◆ **What is expected**
Beneath this task is a listing; retype all of it exactly.

◆ **Extracted information**
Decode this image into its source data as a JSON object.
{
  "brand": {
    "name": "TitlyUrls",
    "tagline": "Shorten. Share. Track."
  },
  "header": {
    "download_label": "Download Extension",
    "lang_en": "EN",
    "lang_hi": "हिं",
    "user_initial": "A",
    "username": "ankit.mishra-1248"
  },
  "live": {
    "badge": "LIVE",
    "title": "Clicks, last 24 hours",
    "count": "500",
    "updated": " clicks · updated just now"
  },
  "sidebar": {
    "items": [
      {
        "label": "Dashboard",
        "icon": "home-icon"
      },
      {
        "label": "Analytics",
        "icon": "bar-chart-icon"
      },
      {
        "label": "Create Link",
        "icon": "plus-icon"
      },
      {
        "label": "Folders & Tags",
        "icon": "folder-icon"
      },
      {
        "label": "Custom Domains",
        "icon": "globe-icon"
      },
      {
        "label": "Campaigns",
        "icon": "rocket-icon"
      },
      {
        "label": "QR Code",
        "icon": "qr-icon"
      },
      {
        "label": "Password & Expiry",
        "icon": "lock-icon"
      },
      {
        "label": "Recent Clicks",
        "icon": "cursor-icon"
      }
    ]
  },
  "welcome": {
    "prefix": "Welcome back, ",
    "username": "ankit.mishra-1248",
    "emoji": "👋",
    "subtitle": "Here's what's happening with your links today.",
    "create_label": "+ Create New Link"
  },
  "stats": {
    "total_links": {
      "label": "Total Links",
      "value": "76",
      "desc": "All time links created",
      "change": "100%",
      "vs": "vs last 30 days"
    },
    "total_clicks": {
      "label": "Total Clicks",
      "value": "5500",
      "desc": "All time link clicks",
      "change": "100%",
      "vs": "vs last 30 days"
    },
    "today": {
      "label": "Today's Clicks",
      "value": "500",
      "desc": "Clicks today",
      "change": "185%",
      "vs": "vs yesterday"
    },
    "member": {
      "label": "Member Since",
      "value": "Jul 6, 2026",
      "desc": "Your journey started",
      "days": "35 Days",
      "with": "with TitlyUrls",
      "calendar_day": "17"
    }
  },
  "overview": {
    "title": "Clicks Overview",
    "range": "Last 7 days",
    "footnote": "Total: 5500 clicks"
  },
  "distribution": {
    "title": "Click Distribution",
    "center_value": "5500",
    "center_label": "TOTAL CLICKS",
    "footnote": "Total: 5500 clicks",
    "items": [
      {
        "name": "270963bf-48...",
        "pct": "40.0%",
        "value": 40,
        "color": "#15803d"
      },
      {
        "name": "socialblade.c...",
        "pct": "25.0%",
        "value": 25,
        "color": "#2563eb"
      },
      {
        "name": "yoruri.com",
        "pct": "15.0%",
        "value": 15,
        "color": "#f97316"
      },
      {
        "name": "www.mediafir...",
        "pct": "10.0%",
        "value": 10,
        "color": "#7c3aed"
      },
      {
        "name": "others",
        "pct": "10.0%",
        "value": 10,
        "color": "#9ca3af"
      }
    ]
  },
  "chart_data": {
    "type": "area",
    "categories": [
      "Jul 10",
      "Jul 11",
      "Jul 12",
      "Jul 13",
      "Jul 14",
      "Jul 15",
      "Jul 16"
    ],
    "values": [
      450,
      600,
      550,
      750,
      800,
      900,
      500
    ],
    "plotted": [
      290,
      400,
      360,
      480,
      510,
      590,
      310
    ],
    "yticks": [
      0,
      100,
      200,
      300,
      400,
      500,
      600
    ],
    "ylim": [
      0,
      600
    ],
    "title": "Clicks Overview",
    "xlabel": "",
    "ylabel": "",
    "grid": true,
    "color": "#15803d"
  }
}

◆ **Output of the task**
Decode this image into its source data as a JSON object.
{
  "brand": {
    "name": "TitlyUrls",
    "tagline": "Shorten. Share. Track."
  },
  "header": {
    "download_label": "Download Extension",
    "lang_en": "EN",
    "lang_hi": "हिं",
    "user_initial": "A",
    "username": "ankit.mishra-1248"
  },
  "live": {
    "badge": "LIVE",
    "title": "Clicks, last 24 hours",
    "count": "500",
    "updated": " clicks · updated just now"
  },
  "sidebar": {
    "items": [
      {
        "label": "Dashboard",
        "icon": "home-icon"
      },
      {
        "label": "Analytics",
        "icon": "bar-chart-icon"
      },
      {
        "label": "Create Link",
        "icon": "plus-icon"
      },
      {
        "label": "Folders & Tags",
        "icon": "folder-icon"
      },
      {
        "label": "Custom Domains",
        "icon": "globe-icon"
      },
      {
        "label": "Campaigns",
        "icon": "rocket-icon"
      },
      {
        "label": "QR Code",
        "icon": "qr-icon"
      },
      {
        "label": "Password & Expiry",
        "icon": "lock-icon"
      },
      {
        "label": "Recent Clicks",
        "icon": "cursor-icon"
      }
    ]
  },
  "welcome": {
    "prefix": "Welcome back, ",
    "username": "ankit.mishra-1248",
    "emoji": "👋",
    "subtitle": "Here's what's happening with your links today.",
    "create_label": "+ Create New Link"
  },
  "stats": {
    "total_links": {
      "label": "Total Links",
      "value": "76",
      "desc": "All time links created",
      "change": "100%",
      "vs": "vs last 30 days"
    },
    "total_clicks": {
      "label": "Total Clicks",
      "value": "5500",
      "desc": "All time link clicks",
      "change": "100%",
      "vs": "vs last 30 days"
    },
    "today": {
      "label": "Today's Clicks",
      "value": "500",
      "desc": "Clicks today",
      "change": "185%",
      "vs": "vs yesterday"
    },
    "member": {
      "label": "Member Since",
      "value": "Jul 6, 2026",
      "desc": "Your journey started",
      "days": "35 Days",
      "with": "with TitlyUrls",
      "calendar_day": "17"
    }
  },
  "overview": {
    "title": "Clicks Overview",
    "range": "Last 7 days",
    "footnote": "Total: 5500 clicks"
  },
  "distribution": {
    "title": "Click Distribution",
    "center_value": "5500",
    "center_label": "TOTAL CLICKS",
    "footnote": "Total: 5500 clicks",
    "items": [
      {
        "name": "270963bf-48...",
        "pct": "40.0%",
        "value": 40,
        "color": "#15803d"
      },
      {
        "name": "socialblade.c...",
        "pct": "25.0%",
        "value": 25,
        "color": "#2563eb"
      },
      {
        "name": "yoruri.com",
        "pct": "15.0%",
        "value": 15,
        "color": "#f97316"
      },
      {
        "name": "www.mediafir...",
        "pct": "10.0%",
        "value": 10,
        "color": "#7c3aed"
      },
      {
        "name": "others",
        "pct": "10.0%",
        "value": 10,
        "color": "#9ca3af"
      }
    ]
  },
  "chart_data": {
    "type": "area",
    "categories": [
      "Jul 10",
      "Jul 11",
      "Jul 12",
      "Jul 13",
      "Jul 14",
      "Jul 15",
      "Jul 16"
    ],
    "values": [
      450,
      600,
      550,
      750,
      800,
      900,
      500
    ],
    "plotted": [
      290,
      400,
      360,
      480,
      510,
      590,
      310
    ],
    "yticks": [
      0,
      100,
      200,
      300,
      400,
      500,
      600
    ],
    "ylim": [
      0,
      600
    ],
    "title": "Clicks Overview",
    "xlabel": "",
    "ylabel": "",
    "grid": true,
    "color": "#15803d"
  }
}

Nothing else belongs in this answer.